The first thing we do is show you a welcome video that talks about the room and says there's nothing on the ceiling, nothing behind the paintings, nothing underneath the furniture, underneath the couches. You have 30 minutes to work on the puzzles. We kind of lock you in there and then we're actually watching you on one of the many cameras — usually on the phone camera. And we do give hints. Professional escape rooms, they want more money from you — it's to their advantage for you not to solve it, so you have to pay the 20 bucks again and keep going back until you solve it. It's not in our advantage to not have successful students. So we give them hints, we give them time.

CT: Do you ever have students design their own escape experiences?

Ritter-Guth: That is always my goal — to have the students making them. The more that we can put in the hands of students, the better the experience is, because they are going to come up with infinitely better connections to the world in which they live. So that is one of my goals, hopefully for next year, to get a group of students to come in and build their own escape room. A good way to do that at the college level is to work through clubs. I want to partner with our Student Government Association, to have them maybe build a Halloween escape room, and then use it as a fundraiser. We’ll be there with them to help with the technology, but they get to make it and staff it and do what students do best, which is hang out and have fun. And they all get to see the technology in a non-threatening way.

CT: Do you have any advice for anyone who would want to recreate this concept on their own campus?
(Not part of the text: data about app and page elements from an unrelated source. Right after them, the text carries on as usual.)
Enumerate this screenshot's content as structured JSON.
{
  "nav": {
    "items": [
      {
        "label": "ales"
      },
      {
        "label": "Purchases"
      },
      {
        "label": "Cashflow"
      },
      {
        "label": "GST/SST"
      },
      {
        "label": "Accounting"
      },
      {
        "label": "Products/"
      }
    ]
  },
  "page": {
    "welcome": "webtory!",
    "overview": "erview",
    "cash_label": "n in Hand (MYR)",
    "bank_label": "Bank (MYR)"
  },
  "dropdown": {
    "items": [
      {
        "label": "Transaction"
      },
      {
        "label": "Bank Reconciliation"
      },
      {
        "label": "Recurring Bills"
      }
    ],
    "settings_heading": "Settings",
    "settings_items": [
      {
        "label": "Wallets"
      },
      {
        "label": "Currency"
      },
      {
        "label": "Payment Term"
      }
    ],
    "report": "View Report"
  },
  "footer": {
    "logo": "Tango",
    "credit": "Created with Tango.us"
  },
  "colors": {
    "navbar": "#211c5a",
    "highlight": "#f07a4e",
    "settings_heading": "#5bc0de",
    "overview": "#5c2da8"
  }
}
Ritter-Guth: Think big and bold and brave, always. I always have at the front of my mind, what are students going to need to know 20 years from now? We don't know what's coming 20 years from now, but we do know that the skills that students need are adaptability, thinking creatively and really being resilient to change because things change so rapidly in their world.

We're giving students opportunities to put hands on technology that they may not be able to afford. Our students can't afford a $4,000 fridge, so we have the opportunity to give all of these students access to that kind of technology, which is low-risk to them, but high-yield in skills. Elon Musk is going to need employees who know how to do this stuff. Virgin Galactic, they're going to need employees who know how to build, break and defend the things that go on these ships that take people out to outer space. And so, I'm so thankful that Northampton has allowed me to be a visionary. Not a lot of schools can afford to do that. I've been very thankful that Northampton has supported me.

Be bold and brave. People are going to think that you're nuts, and they're not always going to value your vision. But if you're ethical, and you follow your heart, and you keep your student learning outcomes in mind all of the time, don't worry about that other stuff. Don't be afraid to be different.


Hear the full interview with Beth Ritter-Guth in season 3, episode 7 of the Campus Technology Insider podcast: “How an Escape Room Is Building Students’ Digital Skills at Northampton Community College.” Find it at or on all the major podcast platforms.

This article originally appeared in the Summer 2022 issue of Spaces4Learning.